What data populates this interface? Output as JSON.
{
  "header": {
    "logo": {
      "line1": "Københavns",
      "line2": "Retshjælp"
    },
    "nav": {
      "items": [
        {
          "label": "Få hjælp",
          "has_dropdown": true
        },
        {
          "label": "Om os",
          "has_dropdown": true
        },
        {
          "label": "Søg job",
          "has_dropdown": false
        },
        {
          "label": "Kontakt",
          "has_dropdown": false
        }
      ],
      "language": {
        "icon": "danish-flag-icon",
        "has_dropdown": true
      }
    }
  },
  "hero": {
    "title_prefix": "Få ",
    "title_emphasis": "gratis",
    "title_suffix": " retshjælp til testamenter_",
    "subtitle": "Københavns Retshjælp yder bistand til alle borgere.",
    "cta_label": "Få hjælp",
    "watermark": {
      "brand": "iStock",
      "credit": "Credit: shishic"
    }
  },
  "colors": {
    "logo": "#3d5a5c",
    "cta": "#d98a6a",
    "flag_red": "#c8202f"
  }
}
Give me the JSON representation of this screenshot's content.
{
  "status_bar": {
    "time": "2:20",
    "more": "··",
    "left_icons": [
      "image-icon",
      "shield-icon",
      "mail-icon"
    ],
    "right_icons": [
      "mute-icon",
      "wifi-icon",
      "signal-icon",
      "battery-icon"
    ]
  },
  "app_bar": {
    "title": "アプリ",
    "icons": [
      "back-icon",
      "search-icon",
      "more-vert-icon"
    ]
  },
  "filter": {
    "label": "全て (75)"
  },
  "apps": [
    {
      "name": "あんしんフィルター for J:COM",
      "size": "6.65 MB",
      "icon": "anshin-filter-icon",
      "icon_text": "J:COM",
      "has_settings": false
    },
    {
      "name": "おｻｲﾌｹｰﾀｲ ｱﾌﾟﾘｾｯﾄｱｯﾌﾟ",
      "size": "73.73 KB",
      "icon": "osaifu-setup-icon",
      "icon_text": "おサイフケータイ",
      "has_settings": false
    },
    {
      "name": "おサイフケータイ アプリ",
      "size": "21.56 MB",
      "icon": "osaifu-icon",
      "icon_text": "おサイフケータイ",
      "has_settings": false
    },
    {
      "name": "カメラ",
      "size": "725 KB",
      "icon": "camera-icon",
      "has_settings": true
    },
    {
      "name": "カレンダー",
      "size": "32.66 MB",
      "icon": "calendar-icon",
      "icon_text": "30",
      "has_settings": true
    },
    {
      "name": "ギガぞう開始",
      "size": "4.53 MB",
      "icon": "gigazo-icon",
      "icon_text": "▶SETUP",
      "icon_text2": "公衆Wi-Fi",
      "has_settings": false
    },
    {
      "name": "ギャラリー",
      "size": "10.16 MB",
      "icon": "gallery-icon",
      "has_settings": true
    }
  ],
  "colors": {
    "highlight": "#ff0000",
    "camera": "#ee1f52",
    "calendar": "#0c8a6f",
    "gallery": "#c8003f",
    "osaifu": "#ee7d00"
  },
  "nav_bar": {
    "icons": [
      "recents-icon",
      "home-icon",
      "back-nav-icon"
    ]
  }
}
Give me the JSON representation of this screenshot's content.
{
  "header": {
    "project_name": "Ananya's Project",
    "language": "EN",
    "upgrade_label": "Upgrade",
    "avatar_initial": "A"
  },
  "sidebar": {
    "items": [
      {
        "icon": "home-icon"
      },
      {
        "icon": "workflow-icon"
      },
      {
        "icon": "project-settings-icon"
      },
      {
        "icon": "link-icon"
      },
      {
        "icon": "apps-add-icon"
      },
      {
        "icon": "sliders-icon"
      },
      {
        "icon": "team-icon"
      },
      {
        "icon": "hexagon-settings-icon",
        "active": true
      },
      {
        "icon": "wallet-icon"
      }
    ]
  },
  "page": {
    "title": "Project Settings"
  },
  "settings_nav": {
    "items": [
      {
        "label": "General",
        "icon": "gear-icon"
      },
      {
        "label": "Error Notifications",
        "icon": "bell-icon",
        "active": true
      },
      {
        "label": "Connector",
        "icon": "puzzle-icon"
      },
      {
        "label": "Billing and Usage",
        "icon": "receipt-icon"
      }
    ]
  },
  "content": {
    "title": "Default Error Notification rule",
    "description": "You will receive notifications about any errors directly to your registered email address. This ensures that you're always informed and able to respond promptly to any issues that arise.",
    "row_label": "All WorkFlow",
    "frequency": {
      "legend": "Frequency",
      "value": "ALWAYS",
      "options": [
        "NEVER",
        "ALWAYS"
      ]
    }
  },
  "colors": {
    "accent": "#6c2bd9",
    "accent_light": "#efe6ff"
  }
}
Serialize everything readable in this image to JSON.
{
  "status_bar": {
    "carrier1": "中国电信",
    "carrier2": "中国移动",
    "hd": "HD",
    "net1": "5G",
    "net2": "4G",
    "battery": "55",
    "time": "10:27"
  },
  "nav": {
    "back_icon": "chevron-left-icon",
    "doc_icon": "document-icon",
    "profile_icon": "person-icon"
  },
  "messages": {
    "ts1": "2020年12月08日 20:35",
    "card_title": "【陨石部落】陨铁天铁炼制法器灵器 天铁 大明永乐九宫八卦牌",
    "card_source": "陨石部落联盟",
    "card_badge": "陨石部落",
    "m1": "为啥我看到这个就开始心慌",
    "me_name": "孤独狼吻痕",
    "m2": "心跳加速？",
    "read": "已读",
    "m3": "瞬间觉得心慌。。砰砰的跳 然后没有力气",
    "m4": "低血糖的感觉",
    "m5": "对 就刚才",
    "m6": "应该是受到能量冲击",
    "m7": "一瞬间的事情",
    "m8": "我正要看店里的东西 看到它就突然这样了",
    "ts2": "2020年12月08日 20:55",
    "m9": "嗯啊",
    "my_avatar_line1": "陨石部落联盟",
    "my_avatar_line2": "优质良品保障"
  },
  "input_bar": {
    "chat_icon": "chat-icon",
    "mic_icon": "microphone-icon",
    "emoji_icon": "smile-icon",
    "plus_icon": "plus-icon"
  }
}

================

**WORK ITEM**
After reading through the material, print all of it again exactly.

**ANSWER SECTION**
What data populates this interface? Output as JSON.
{
  "header": {
    "logo": {
      "line1": "Københavns",
      "line2": "Retshjælp"
    },
    "nav": {
      "items": [
        {
          "label": "Få hjælp",
          "has_dropdown": true
        },
        {
          "label": "Om os",
          "has_dropdown": true
        },
        {
          "label": "Søg job",
          "has_dropdown": false
        },
        {
          "label": "Kontakt",
          "has_dropdown": false
        }
      ],
      "language": {
        "icon": "danish-flag-icon",
        "has_dropdown": true
      }
    }
  },
  "hero": {
    "title_prefix": "Få ",
    "title_emphasis": "gratis",
    "title_suffix": " retshjælp til testamenter_",
    "subtitle": "Københavns Retshjælp yder bistand til alle borgere.",
    "cta_label": "Få hjælp",
    "watermark": {
      "brand": "iStock",
      "credit": "Credit: shishic"
    }
  },
  "colors": {
    "logo": "#3d5a5c",
    "cta": "#d98a6a",
    "flag_red": "#c8202f"
  }
}
Give me the JSON representation of this screenshot's content.
{
  "status_bar": {
    "time": "2:20",
    "more": "··",
    "left_icons": [
      "image-icon",
      "shield-icon",
      "mail-icon"
    ],
    "right_icons": [
      "mute-icon",
      "wifi-icon",
      "signal-icon",
      "battery-icon"
    ]
  },
  "app_bar": {
    "title": "アプリ",
    "icons": [
      "back-icon",
      "search-icon",
      "more-vert-icon"
    ]
  },
  "filter": {
    "label": "全て (75)"
  },
  "apps": [
    {
      "name": "あんしんフィルター for J:COM",
      "size": "6.65 MB",
      "icon": "anshin-filter-icon",
      "icon_text": "J:COM",
      "has_settings": false
    },
    {
      "name": "おｻｲﾌｹｰﾀｲ ｱﾌﾟﾘｾｯﾄｱｯﾌﾟ",
      "size": "73.73 KB",
      "icon": "osaifu-setup-icon",
      "icon_text": "おサイフケータイ",
      "has_settings": false
    },
    {
      "name": "おサイフケータイ アプリ",
      "size": "21.56 MB",
      "icon": "osaifu-icon",
      "icon_text": "おサイフケータイ",
      "has_settings": false
    },
    {
      "name": "カメラ",
      "size": "725 KB",
      "icon": "camera-icon",
      "has_settings": true
    },
    {
      "name": "カレンダー",
      "size": "32.66 MB",
      "icon": "calendar-icon",
      "icon_text": "30",
      "has_settings": true
    },
    {
      "name": "ギガぞう開始",
      "size": "4.53 MB",
      "icon": "gigazo-icon",
      "icon_text": "▶SETUP",
      "icon_text2": "公衆Wi-Fi",
      "has_settings": false
    },
    {
      "name": "ギャラリー",
      "size": "10.16 MB",
      "icon": "gallery-icon",
      "has_settings": true
    }
  ],
  "colors": {
    "highlight": "#ff0000",
    "camera": "#ee1f52",
    "calendar": "#0c8a6f",
    "gallery": "#c8003f",
    "osaifu": "#ee7d00"
  },
  "nav_bar": {
    "icons": [
      "recents-icon",
      "home-icon",
      "back-nav-icon"
    ]
  }
}
Give me the JSON representation of this screenshot's content.
{
  "header": {
    "project_name": "Ananya's Project",
    "language": "EN",
    "upgrade_label": "Upgrade",
    "avatar_initial": "A"
  },
  "sidebar": {
    "items": [
      {
        "icon": "home-icon"
      },
      {
        "icon": "workflow-icon"
      },
      {
        "icon": "project-settings-icon"
      },
      {
        "icon": "link-icon"
      },
      {
        "icon": "apps-add-icon"
      },
      {
        "icon": "sliders-icon"
      },
      {
        "icon": "team-icon"
      },
      {
        "icon": "hexagon-settings-icon",
        "active": true
      },
      {
        "icon": "wallet-icon"
      }
    ]
  },
  "page": {
    "title": "Project Settings"
  },
  "settings_nav": {
    "items": [
      {
        "label": "General",
        "icon": "gear-icon"
      },
      {
        "label": "Error Notifications",
        "icon": "bell-icon",
        "active": true
      },
      {
        "label": "Connector",
        "icon": "puzzle-icon"
      },
      {
        "label": "Billing and Usage",
        "icon": "receipt-icon"
      }
    ]
  },
  "content": {
    "title": "Default Error Notification rule",
    "description": "You will receive notifications about any errors directly to your registered email address. This ensures that you're always informed and able to respond promptly to any issues that arise.",
    "row_label": "All WorkFlow",
    "frequency": {
      "legend": "Frequency",
      "value": "ALWAYS",
      "options": [
        "NEVER",
        "ALWAYS"
      ]
    }
  },
  "colors": {
    "accent": "#6c2bd9",
    "accent_light": "#efe6ff"
  }
}
Serialize everything readable in this image to JSON.
{
  "status_bar": {
    "carrier1": "中国电信",
    "carrier2": "中国移动",
    "hd": "HD",
    "net1": "5G",
    "net2": "4G",
    "battery": "55",
    "time": "10:27"
  },
  "nav": {
    "back_icon": "chevron-left-icon",
    "doc_icon": "document-icon",
    "profile_icon": "person-icon"
  },
  "messages": {
    "ts1": "2020年12月08日 20:35",
    "card_title": "【陨石部落】陨铁天铁炼制法器灵器 天铁 大明永乐九宫八卦牌",
    "card_source": "陨石部落联盟",
    "card_badge": "陨石部落",
    "m1": "为啥我看到这个就开始心慌",
    "me_name": "孤独狼吻痕",
    "m2": "心跳加速？",
    "read": "已读",
    "m3": "瞬间觉得心慌。。砰砰的跳 然后没有力气",
    "m4": "低血糖的感觉",
    "m5": "对 就刚才",
    "m6": "应该是受到能量冲击",
    "m7": "一瞬间的事情",
    "m8": "我正要看店里的东西 看到它就突然这样了",
    "ts2": "2020年12月08日 20:55",
    "m9": "嗯啊",
    "my_avatar_line1": "陨石部落联盟",
    "my_avatar_line2": "优质良品保障"
  },
  "input_bar": {
    "chat_icon": "chat-icon",
    "mic_icon": "microphone-icon",
    "emoji_icon": "smile-icon",
    "plus_icon": "plus-icon"
  }
}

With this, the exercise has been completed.